Previous View
APSnet Home
Phytopathology Home



Association of an Unusual Strain of Xanthomonas campestris with Apple. J. L. Maas, Plant pathologist, Fruit Laboratory, Agricultural Research Service, USDA, Beltsville, MD 20705; M. M. Finney(2), E. L. Civerolo(3), and M. Sasser(4). (2)(3)Biological laboratory technician, and plant pathologist, Fruit Laboratory, Agricultural Research Service, USDA, Beltsville, MD 20705; (4)Plant pathologist, Department of Plant Science, University of Delaware, Newark 19711. Phytopathology 75:438-445. Accepted for publication 11 October 1984. This article is in the public domain and not copyrightable. It may be freely reprinted with customary crediting of the source. The American Phytopathological Society, 1985. DOI: 10.1094/Phyto-75-438.

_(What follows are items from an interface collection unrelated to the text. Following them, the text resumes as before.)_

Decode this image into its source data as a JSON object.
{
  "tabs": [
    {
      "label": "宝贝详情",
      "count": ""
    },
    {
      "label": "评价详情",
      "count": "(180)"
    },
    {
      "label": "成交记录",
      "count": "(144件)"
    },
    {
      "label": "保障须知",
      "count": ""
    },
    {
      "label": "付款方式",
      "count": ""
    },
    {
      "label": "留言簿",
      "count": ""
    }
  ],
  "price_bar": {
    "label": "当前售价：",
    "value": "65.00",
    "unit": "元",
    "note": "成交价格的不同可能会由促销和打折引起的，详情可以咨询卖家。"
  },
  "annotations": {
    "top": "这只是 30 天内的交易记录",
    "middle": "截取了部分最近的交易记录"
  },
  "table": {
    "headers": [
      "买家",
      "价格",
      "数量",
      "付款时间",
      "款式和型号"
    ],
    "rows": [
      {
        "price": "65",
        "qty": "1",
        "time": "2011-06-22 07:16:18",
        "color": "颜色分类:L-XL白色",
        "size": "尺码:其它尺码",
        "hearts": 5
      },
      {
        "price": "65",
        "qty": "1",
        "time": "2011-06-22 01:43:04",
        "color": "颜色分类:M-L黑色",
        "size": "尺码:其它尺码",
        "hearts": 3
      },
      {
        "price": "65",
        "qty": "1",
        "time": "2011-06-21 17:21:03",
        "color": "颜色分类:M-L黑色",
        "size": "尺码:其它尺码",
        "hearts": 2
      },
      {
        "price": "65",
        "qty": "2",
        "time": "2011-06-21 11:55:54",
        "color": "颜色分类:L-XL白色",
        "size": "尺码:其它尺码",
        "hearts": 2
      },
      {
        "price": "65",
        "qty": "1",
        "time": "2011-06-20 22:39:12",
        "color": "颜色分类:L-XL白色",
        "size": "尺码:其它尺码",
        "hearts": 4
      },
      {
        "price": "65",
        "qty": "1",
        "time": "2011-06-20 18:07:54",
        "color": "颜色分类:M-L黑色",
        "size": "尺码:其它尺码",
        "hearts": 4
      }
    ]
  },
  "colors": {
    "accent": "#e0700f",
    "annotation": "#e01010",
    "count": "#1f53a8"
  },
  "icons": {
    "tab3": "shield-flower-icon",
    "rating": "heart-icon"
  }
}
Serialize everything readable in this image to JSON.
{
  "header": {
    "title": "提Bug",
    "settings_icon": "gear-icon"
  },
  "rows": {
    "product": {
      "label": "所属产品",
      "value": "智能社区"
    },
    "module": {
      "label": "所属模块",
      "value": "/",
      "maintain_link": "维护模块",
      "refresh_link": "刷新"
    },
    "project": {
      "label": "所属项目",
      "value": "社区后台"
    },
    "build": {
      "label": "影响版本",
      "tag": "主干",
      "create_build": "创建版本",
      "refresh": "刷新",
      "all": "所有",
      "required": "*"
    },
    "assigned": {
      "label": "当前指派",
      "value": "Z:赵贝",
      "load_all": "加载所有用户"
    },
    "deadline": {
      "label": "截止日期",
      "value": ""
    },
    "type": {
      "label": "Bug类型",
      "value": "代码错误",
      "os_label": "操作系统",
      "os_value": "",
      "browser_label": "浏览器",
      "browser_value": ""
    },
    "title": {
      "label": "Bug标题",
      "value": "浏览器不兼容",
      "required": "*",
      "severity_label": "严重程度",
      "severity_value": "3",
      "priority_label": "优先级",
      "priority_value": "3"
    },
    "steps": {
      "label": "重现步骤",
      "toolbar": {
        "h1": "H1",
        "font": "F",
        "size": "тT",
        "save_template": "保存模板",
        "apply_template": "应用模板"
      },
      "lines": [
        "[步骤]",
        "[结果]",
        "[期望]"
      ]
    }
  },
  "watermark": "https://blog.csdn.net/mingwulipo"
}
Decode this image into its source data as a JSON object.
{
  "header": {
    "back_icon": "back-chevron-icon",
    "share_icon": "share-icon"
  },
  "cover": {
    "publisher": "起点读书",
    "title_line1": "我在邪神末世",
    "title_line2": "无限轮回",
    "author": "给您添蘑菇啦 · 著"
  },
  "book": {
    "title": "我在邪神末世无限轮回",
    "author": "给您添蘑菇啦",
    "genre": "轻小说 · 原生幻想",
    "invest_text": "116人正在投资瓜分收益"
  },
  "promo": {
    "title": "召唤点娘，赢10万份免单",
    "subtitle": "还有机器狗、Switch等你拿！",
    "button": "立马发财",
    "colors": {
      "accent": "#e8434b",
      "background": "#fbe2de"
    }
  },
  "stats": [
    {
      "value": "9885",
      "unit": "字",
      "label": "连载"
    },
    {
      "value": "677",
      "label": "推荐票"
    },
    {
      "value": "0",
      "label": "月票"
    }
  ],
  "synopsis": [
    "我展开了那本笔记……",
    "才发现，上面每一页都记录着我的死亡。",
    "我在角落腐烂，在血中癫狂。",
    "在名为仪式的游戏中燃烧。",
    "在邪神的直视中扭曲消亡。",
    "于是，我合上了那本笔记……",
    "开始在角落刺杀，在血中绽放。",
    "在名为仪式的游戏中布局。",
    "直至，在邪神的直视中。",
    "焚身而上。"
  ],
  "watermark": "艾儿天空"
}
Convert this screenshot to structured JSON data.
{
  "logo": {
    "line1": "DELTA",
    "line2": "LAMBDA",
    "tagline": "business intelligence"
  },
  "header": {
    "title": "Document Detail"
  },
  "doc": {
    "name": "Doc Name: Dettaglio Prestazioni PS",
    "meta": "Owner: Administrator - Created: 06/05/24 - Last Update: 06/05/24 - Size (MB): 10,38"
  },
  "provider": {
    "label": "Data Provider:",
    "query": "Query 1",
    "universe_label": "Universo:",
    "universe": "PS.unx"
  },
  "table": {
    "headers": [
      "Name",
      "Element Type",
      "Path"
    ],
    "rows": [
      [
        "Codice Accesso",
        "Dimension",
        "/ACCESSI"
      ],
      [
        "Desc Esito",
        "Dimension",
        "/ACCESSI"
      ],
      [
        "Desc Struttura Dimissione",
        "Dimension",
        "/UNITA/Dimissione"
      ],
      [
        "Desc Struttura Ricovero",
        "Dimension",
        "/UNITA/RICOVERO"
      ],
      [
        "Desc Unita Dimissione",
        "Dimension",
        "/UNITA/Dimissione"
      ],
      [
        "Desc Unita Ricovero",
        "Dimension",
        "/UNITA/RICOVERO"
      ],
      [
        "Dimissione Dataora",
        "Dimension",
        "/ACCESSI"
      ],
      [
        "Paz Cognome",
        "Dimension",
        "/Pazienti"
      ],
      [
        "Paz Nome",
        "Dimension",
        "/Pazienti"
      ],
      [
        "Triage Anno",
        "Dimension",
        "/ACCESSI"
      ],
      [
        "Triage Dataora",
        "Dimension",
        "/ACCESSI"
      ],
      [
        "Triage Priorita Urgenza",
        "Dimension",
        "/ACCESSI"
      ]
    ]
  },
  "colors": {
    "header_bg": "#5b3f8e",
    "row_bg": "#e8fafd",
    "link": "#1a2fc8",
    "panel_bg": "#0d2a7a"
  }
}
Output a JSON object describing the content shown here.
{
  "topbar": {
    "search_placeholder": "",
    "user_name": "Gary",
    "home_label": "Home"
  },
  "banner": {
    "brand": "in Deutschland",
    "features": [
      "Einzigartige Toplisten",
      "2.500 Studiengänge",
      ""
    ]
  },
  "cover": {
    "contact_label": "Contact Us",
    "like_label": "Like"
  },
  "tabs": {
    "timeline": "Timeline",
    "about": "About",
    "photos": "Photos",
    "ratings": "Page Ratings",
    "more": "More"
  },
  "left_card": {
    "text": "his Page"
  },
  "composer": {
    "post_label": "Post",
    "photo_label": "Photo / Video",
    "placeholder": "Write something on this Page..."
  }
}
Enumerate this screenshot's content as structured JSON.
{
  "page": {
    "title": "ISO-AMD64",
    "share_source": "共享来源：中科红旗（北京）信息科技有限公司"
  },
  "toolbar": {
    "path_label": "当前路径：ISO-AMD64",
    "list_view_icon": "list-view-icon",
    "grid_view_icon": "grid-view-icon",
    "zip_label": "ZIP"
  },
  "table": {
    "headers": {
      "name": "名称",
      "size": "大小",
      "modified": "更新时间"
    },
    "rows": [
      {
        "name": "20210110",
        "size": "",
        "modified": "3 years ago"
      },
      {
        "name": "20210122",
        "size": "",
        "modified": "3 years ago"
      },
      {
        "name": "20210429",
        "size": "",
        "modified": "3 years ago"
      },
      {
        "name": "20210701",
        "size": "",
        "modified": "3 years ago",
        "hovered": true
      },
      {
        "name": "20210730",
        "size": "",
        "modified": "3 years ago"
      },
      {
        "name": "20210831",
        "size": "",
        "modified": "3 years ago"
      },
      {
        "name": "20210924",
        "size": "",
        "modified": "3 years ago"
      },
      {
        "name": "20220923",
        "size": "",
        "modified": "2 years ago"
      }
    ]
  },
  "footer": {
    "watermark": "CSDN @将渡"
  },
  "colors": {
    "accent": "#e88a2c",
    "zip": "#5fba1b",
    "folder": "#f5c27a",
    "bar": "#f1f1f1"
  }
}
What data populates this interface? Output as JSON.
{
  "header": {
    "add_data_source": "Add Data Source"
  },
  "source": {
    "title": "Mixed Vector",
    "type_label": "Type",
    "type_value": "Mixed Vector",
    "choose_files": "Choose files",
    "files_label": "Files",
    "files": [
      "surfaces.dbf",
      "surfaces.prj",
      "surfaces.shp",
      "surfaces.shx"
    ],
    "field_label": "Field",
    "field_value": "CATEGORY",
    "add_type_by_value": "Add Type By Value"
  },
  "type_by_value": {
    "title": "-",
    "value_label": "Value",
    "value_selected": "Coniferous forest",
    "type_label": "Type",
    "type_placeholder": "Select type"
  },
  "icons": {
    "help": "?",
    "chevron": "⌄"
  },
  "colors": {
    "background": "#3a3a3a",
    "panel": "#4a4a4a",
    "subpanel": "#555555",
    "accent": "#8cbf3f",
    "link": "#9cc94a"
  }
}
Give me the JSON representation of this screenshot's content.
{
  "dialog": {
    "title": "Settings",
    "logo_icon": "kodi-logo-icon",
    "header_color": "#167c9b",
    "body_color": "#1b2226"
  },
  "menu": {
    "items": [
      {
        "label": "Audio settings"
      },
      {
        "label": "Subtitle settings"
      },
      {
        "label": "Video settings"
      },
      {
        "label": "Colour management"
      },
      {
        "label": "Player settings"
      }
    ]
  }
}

A yellow, Gram-negative bacterium was isolated from damaged apple explants in tissue culture (TC). Explants in TC frequently became necrotic, the necrosis involving leaf tips or whole aerial portions of the plants. The bacterium was consistently isolated from affected explants and from greenhouse-grown and nursery plants. The strains were recovered from inoculated apple explants in TC. Symptoms and bacterial strain characteristics agreed with those originally observed. Based on growth on diagnostic media, conventional biochemical and physiological tests, and fatty acid analyses the strains represent an unusual form of Xanthomonas campestris. Greenhouse inoculation tests were negative for pathogenicity to tomato, tobacco, cassava, peach, and grape. Apple explants grown in the greenhouse were leaf-inoculated and root-inoculated. Symptoms did not develop on apple; however, the xanthomonad was recovered from leaves 21 and 30 days after leaf inoculation and from stems 60 days following root inoculation. Similar strains were also isolated from apparently healthy bud material from other uninoculated greenhouse-grown apple plants and bud material sent from a commercial nursery. The strains of Xanthomonas from apple are apparently pathogenic only in TC; however, they are capable of limited colonization of apple tissue under greenhouse conditions without causing apparent symptoms. We conclude that these strains represent an unusual form of X. campestris. These strains differ from other pathovars of X. campestris in their either lack of virulence or low virulence and ability to colonize apple tissue without causing apparent symptoms.

Additional keywords: Malus sylvestris, Xanthomonas campestris pv. pruni.